_Exercise prompt_. Counting task for the entries below: give the number of lines that contain the word "Stock", with no other text.

═══

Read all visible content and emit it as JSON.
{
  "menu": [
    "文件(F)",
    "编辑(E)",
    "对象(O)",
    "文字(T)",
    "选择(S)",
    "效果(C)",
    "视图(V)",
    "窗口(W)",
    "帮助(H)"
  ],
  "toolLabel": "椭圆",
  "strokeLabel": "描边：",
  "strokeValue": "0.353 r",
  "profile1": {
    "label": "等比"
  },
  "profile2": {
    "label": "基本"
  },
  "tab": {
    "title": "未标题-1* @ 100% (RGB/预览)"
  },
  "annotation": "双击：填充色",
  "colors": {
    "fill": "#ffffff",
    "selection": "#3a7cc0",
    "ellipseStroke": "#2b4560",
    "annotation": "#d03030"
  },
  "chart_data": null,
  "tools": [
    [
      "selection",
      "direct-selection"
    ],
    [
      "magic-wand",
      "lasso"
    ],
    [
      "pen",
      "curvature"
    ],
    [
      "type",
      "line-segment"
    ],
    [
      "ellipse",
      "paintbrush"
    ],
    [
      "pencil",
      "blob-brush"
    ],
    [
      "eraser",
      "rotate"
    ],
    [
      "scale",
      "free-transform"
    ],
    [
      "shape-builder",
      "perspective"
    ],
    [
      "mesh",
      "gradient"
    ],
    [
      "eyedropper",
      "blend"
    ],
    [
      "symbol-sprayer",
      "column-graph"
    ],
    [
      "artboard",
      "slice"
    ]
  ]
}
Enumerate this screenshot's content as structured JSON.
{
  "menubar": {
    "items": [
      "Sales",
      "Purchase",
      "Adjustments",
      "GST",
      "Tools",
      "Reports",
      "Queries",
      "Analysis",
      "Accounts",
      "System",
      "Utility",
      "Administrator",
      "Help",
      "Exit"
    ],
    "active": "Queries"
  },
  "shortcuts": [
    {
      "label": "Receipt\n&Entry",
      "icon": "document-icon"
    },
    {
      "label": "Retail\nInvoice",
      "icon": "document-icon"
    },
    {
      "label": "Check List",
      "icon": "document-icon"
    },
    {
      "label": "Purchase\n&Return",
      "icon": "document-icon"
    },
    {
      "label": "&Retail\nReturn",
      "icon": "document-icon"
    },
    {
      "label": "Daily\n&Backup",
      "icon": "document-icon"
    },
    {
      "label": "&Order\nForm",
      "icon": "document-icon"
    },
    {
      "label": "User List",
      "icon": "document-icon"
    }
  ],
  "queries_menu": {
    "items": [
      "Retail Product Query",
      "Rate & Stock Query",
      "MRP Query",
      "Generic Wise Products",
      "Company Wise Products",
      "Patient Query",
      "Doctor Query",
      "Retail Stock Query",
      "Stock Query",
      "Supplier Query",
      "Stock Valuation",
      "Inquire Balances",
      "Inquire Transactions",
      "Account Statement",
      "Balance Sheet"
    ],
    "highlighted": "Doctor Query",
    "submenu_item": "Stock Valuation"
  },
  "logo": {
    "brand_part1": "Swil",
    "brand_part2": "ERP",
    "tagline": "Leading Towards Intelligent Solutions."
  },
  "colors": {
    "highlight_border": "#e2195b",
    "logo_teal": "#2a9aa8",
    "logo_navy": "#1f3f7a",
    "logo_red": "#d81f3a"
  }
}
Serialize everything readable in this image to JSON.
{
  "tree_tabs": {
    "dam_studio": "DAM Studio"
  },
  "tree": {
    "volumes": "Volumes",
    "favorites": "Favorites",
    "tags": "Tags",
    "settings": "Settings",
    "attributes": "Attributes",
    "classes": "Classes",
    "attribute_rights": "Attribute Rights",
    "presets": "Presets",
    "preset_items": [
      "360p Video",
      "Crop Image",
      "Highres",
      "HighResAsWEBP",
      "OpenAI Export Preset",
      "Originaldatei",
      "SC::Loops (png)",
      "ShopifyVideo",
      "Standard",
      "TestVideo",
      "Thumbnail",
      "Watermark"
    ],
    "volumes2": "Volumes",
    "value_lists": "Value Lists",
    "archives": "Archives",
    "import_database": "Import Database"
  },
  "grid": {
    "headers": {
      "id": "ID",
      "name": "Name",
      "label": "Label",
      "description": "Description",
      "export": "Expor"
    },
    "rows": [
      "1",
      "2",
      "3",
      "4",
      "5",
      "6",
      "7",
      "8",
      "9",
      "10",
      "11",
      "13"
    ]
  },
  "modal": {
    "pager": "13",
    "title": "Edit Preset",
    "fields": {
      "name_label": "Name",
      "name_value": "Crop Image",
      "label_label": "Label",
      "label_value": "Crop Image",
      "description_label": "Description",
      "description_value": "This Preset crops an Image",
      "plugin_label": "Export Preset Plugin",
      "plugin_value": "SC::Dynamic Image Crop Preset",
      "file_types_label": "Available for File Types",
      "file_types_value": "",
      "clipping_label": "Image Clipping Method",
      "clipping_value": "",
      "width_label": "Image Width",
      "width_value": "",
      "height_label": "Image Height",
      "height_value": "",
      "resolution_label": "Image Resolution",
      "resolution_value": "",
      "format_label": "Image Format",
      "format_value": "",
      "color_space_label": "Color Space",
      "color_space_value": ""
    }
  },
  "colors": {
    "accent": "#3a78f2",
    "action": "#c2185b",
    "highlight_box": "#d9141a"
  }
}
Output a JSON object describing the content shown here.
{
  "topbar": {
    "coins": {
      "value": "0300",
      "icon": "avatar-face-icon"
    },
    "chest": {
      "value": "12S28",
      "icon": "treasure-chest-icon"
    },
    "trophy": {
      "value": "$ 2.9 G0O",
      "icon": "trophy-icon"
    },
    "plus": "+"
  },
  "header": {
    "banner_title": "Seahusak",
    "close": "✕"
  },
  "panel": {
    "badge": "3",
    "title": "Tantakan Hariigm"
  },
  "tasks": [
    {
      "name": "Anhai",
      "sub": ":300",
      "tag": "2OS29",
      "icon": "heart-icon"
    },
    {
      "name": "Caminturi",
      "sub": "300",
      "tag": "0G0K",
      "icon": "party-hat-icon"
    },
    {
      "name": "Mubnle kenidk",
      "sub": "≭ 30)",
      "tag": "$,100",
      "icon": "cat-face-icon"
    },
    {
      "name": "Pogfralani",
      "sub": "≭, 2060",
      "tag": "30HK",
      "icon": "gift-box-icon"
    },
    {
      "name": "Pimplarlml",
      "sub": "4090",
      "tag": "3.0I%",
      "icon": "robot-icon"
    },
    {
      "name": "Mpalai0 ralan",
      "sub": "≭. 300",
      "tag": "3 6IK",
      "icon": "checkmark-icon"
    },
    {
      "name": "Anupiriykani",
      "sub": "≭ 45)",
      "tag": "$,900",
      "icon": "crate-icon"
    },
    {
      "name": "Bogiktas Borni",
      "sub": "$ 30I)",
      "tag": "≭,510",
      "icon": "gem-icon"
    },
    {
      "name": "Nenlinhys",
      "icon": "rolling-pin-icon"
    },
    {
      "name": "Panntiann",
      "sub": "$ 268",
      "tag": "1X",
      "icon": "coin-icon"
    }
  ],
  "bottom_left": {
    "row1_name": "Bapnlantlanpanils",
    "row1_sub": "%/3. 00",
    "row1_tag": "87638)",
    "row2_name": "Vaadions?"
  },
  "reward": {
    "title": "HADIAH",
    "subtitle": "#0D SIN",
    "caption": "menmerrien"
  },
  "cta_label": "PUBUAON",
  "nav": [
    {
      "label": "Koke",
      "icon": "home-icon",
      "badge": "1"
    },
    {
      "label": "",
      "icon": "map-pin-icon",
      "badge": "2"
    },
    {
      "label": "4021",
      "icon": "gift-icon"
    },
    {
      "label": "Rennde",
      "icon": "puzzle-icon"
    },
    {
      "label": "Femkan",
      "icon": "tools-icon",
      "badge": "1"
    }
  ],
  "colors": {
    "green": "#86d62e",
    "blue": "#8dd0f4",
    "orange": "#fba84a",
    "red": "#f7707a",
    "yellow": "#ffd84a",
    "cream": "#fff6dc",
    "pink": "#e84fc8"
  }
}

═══

_Finished task_. 5